= Beginning of Section =

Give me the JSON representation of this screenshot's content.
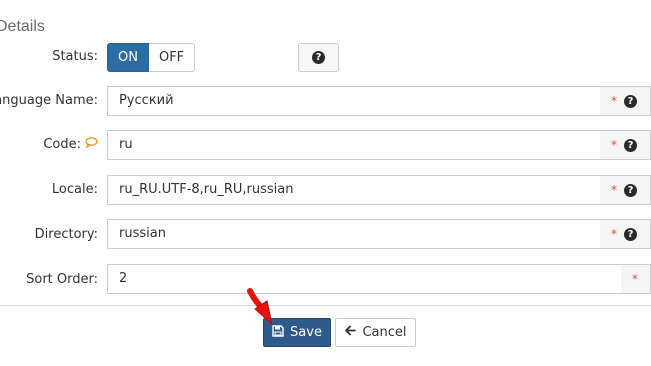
{
  "section": {
    "title": "Details"
  },
  "status": {
    "label": "Status:",
    "on_label": "ON",
    "off_label": "OFF",
    "selected": "ON",
    "help_icon": "question-circle-icon"
  },
  "fields": [
    {
      "label": "Language Name:",
      "value": "Русский",
      "required": "*",
      "help_icon": "question-circle-icon"
    },
    {
      "label": "Code:",
      "value": "ru",
      "required": "*",
      "help_icon": "question-circle-icon",
      "label_icon": "speech-bubble-icon"
    },
    {
      "label": "Locale:",
      "value": "ru_RU.UTF-8,ru_RU,russian",
      "required": "*",
      "help_icon": "question-circle-icon"
    },
    {
      "label": "Directory:",
      "value": "russian",
      "required": "*",
      "help_icon": "question-circle-icon"
    },
    {
      "label": "Sort Order:",
      "value": "2",
      "required": "*"
    }
  ],
  "actions": {
    "save_label": "Save",
    "save_icon": "floppy-disk-icon",
    "cancel_label": "Cancel",
    "cancel_icon": "arrow-left-icon"
  },
  "colors": {
    "primary": "#2d6ca2",
    "save": "#2e5c8a",
    "required": "#d9534f",
    "pointer": "#e8130f",
    "bubble": "#f0922e"
  },
  "help_glyph": "?"
}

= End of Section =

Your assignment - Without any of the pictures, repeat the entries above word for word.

Your solution -
Give me the JSON representation of this screenshot's content.
{
  "section": {
    "title": "Details"
  },
  "status": {
    "label": "Status:",
    "on_label": "ON",
    "off_label": "OFF",
    "selected": "ON",
    "help_icon": "question-circle-icon"
  },
  "fields": [
    {
      "label": "Language Name:",
      "value": "Русский",
      "required": "*",
      "help_icon": "question-circle-icon"
    },
    {
      "label": "Code:",
      "value": "ru",
      "required": "*",
      "help_icon": "question-circle-icon",
      "label_icon": "speech-bubble-icon"
    },
    {
      "label": "Locale:",
      "value": "ru_RU.UTF-8,ru_RU,russian",
      "required": "*",
      "help_icon": "question-circle-icon"
    },
    {
      "label": "Directory:",
      "value": "russian",
      "required": "*",
      "help_icon": "question-circle-icon"
    },
    {
      "label": "Sort Order:",
      "value": "2",
      "required": "*"
    }
  ],
  "actions": {
    "save_label": "Save",
    "save_icon": "floppy-disk-icon",
    "cancel_label": "Cancel",
    "cancel_icon": "arrow-left-icon"
  },
  "colors": {
    "primary": "#2d6ca2",
    "save": "#2e5c8a",
    "required": "#d9534f",
    "pointer": "#e8130f",
    "bubble": "#f0922e"
  },
  "help_glyph": "?"
}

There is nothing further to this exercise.